Far from being a collection of cosy meditations, here are challenging, biblically rooted, theologically powerful, pastorally concerned essays and sermon notes by Britain’s most stimulating theologian of the twentieth century. Church members will be energized; preachers will be prompted towards relevant exposition. The book is the product of much persistent burrowing by Jason Goroncy, whose substantial introduction is an exemplary piece of scholarship in its own right. We are greatly indebted to him.

There are some tentative plans too to work on two additional books on Forsyth; but more on that at a later time …

Logos announces the P.T. Forsyth Collection

It’s always wonderfully encouraging to see that PT Forsyth continues to be read. And while all of Forsyth’s major publications are easily and freely accessible in various formats, Logos are planning to make them available in one place in e-book form with their PT Forsyth Collection. Here’s the product description:

The P. T. Forsyth Collection brings together 24 works from this celebrated Scottish theologian and preacher. After studying at the University of Göttingen under the notable theologian Albrecht Ritschl, Forsyth went on to become one of the early twentieth century’s most influential theologians—his ideas are largely thought to have anticipated, and mirrored, the neo-orthodox movement of Karl Barth and Emil Brunner.

The P. T. Forsyth Collection includes Forsyth’s best-known works, including The Cruciality of the Cross, his strong plea for the orthodox doctrine of atonement, and The Justification of God, a moving collection of lectures written at the height of World War I, when many Christians were having trouble reconciling their faith in God with the horrors of war. In This Life and the Next, Forsyth studies the doctrine of immortality and its impact on our current lives. Christ on Parnassus contains lectures on the connection between art and religion. The still-popular Positive Preaching and Modern Mind contains advice to future ministers—advice still relevant for and needed by today’s teachers and preachers.

Also included is the The Holy Father and the Living ChristChristian Perfection, and The Taste of Death and the Life of Grace, which were later reprinted in a single volume titled God the Holy Father, as well as The Principle of Authority in Relation to Certainty, Sanctity and Society, which was later republished as The Church, the Gospel, and Society.

Plus, there are works that examine the doctrine of Christ’s divinity, the connection between economics and the church, the ethics of war and Christianity, and much more. In the Logos Bible Software edition, all Scripture passages in the P. T. Forsyth Collection are tagged to appear on mouseover. For scholarly work or personal Bible study, this makes these resources more powerful and easier to access than ever before. Perform powerful searches by topic or Scripture reference—finding, for example, every mention of “resurrection” or “Mark 9:2.”

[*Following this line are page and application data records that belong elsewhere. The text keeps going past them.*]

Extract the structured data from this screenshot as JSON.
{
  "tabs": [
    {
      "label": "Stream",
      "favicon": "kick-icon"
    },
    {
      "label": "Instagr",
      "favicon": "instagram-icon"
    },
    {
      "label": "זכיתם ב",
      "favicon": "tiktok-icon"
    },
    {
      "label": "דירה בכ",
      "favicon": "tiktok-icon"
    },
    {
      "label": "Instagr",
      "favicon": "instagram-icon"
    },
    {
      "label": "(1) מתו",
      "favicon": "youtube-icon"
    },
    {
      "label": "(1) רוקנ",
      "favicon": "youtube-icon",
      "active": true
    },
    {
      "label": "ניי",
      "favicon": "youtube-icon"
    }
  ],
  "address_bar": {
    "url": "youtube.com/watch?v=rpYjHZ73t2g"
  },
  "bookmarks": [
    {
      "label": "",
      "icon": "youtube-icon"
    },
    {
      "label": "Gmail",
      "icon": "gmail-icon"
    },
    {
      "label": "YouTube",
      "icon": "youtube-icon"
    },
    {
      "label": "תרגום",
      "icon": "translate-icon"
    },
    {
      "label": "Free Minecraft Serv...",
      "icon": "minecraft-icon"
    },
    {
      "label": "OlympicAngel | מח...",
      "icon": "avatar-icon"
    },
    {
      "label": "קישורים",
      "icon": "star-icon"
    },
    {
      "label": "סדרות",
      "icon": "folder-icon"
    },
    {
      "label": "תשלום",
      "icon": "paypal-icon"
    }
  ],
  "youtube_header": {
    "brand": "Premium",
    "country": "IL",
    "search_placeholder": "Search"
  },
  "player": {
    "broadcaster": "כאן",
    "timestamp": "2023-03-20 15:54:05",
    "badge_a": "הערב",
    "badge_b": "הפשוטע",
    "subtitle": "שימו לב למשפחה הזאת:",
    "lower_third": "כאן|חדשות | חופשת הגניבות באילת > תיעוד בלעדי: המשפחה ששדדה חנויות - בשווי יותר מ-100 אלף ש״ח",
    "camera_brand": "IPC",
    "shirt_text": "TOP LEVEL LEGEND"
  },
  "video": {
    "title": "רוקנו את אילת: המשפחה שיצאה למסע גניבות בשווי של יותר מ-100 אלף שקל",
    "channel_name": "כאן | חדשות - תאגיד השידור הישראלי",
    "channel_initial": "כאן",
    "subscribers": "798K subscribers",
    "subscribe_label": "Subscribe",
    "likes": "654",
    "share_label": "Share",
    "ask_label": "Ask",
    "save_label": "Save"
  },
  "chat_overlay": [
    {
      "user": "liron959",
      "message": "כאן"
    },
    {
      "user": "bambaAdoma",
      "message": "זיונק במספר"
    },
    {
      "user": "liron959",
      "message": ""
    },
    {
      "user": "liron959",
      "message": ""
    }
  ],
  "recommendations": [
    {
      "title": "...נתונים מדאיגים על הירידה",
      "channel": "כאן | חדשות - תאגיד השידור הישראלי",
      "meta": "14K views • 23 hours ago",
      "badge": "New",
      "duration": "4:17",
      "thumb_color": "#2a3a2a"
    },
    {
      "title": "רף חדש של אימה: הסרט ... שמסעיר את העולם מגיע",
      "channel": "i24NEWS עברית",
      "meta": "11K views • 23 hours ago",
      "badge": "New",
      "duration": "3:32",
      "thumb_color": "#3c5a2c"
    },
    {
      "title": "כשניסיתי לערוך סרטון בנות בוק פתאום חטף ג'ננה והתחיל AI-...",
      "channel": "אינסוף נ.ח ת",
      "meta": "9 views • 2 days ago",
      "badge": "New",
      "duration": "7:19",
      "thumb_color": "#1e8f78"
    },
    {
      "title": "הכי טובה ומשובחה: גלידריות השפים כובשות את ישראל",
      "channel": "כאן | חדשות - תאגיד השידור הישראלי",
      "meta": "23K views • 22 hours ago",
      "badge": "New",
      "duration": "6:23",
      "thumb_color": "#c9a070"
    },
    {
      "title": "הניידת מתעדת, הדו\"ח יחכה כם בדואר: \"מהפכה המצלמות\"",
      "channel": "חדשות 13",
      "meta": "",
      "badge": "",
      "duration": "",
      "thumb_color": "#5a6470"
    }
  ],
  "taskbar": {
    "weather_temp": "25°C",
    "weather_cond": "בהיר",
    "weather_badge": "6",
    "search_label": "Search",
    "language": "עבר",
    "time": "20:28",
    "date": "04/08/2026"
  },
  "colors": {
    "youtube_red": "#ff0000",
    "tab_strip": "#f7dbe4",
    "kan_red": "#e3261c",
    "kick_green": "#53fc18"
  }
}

Forsyth buffs may also be keen to know that Logos also plan to make available the works of James Denney. Good stuff.